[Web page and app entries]

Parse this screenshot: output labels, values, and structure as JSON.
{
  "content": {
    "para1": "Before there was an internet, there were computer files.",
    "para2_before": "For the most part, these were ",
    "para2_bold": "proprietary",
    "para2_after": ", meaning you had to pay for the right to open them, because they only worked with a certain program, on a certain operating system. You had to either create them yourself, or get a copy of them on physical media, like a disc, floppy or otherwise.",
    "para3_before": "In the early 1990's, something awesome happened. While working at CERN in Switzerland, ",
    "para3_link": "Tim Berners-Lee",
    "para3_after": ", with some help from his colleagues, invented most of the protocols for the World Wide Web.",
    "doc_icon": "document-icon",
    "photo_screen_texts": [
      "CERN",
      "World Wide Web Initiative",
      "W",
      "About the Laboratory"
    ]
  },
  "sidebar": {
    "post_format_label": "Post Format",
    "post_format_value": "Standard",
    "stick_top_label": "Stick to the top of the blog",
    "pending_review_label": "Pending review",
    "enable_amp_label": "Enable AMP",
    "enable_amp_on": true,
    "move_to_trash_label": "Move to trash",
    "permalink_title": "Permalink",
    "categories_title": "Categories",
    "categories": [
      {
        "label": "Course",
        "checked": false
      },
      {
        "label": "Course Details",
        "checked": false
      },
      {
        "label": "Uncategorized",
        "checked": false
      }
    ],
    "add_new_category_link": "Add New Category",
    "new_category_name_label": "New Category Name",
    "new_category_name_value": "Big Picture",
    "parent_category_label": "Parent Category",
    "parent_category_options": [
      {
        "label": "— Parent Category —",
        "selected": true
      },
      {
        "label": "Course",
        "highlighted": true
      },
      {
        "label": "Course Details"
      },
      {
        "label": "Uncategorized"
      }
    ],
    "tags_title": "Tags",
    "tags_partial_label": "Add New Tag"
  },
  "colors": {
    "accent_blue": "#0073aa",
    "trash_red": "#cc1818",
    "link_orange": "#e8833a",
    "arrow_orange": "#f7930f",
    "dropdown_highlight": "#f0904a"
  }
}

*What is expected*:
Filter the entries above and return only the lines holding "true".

*Completed task*:
    "enable_amp_on": true,
        "selected": true
        "highlighted": true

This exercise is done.